Those who bought stones at the beginning of 2021 are realizing significant profit now. And those buying today are hoping (with good reason) that polished stones are only going to grow in value. However, as other luxury markets, such as travel, open up more fully following the pandemic, there is a risk that they will be left holding stones that have depreciated in value. 

There is always risk in the market, but experts do not see indications of cooling demand. In fact, some in the diamond manufacturing world are buying polished stones to meet demand instead of going head-to-head against other buyers for rough stones to cut and polish.

Go Lab-Grown?

Given the fierce competition for rough stones, many ask whether lab-grown diamonds may fill the gap. But, as Thomas Chauvet, Managing Director at Citi Research, says, “They have a very different purpose.” it’s not a case of mined versus lab-grown; the audiences for each are different, as are the reasons for purchasing one or the other. He adds that mined diamonds’ “rarity and exclusivity” make them a worthy investment in the eyes of consumers.
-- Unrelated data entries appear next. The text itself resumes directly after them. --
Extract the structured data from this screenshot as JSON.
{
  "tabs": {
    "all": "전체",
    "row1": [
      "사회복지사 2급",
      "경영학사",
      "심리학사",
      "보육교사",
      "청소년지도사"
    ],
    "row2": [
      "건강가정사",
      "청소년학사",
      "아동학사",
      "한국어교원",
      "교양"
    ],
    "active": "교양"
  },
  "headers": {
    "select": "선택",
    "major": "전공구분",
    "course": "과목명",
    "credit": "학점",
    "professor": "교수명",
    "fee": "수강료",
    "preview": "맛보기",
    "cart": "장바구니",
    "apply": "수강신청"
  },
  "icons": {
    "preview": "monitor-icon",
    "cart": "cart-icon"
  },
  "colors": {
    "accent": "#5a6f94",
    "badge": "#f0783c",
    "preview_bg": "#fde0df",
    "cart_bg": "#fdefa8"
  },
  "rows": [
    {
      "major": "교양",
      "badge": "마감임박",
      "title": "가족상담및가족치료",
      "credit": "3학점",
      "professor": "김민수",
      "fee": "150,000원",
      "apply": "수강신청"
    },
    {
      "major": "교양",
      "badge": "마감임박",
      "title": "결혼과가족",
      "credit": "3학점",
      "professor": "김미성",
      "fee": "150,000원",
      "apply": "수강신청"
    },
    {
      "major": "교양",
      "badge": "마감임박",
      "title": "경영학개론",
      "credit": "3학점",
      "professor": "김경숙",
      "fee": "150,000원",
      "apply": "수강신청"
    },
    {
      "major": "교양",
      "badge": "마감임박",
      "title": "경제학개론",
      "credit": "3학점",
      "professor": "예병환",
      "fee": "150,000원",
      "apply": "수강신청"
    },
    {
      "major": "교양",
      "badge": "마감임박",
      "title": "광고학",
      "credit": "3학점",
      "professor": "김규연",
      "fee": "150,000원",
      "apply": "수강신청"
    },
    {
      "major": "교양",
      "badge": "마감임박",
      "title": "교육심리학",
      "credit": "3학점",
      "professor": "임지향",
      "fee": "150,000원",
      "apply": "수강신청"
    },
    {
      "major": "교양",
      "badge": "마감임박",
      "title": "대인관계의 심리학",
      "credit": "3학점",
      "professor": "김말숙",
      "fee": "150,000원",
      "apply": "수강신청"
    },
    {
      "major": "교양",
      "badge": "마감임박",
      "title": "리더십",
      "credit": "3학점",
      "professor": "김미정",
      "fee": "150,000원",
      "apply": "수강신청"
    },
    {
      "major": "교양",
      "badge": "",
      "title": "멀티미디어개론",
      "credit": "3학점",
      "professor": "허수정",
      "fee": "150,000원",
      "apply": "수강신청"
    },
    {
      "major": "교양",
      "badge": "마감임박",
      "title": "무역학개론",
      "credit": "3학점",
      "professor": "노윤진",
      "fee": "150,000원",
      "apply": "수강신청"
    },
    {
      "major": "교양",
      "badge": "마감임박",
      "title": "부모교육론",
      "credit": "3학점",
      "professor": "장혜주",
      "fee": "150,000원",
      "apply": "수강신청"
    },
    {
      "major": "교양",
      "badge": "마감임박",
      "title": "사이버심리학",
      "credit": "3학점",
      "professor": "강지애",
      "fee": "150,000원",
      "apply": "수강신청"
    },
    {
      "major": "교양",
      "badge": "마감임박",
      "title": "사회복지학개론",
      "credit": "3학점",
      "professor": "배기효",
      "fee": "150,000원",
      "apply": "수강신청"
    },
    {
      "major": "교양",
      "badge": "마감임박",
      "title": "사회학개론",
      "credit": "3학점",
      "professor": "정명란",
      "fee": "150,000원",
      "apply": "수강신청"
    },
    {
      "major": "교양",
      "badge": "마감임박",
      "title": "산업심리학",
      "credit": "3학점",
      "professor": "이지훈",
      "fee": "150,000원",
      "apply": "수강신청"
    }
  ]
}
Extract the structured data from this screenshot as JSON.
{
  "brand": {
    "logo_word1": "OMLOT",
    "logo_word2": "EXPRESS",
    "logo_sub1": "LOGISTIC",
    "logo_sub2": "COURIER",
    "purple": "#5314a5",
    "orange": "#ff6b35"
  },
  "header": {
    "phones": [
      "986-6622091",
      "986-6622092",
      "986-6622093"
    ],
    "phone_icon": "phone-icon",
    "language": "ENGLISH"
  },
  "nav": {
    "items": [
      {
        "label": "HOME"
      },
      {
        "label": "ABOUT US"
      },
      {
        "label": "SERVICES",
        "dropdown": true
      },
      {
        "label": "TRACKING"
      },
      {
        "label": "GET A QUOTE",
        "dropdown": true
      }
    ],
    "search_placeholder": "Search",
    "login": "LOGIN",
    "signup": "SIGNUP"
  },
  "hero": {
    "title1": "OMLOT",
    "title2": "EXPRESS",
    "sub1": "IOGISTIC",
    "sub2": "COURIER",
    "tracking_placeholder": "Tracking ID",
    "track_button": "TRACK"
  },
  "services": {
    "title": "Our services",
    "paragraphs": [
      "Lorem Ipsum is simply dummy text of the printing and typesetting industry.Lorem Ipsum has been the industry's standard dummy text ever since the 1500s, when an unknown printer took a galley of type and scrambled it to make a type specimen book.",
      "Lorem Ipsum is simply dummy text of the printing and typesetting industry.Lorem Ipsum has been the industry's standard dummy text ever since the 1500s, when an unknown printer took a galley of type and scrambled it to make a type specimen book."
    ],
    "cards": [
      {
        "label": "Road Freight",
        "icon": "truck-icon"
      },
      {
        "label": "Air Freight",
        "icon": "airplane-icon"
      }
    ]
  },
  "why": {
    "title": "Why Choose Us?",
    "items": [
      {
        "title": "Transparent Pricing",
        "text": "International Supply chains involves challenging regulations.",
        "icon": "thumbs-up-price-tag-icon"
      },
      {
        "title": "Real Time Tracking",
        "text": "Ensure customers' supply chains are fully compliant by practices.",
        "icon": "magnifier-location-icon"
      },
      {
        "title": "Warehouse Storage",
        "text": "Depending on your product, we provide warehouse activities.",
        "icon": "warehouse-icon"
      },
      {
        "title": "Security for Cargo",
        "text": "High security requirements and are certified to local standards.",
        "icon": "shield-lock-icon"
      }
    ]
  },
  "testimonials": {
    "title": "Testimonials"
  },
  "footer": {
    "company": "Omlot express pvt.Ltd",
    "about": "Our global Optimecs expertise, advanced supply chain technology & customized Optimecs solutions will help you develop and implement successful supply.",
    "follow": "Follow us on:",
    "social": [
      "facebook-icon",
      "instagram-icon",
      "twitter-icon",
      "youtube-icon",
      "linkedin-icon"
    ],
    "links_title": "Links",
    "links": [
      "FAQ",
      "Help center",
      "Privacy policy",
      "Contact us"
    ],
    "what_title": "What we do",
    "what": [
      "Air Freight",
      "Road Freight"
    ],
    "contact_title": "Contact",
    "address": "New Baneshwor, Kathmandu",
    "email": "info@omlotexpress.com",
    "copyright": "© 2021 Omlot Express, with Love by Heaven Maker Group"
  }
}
Meeting Client Demand

Meeting increased demand is a challenge faced by those in the diamond world, but it is possible to source high-quality stones to deliver to your customers. K. Rosengart specializes in both larger GIA-certified diamonds and small melee to enhance the value of your pieces and optimize the price points at which you offer them.

Instead of worrying about the diamond supply chain, take proactive steps in order to get the product you need to serve customers to the fullest extent. 

With a host of other services, including cutting, polishing, CAD design, and more consider us your in-house diamond department. Contact our team today to learn more about securing the stones you need to meet demand and grow a thriving business.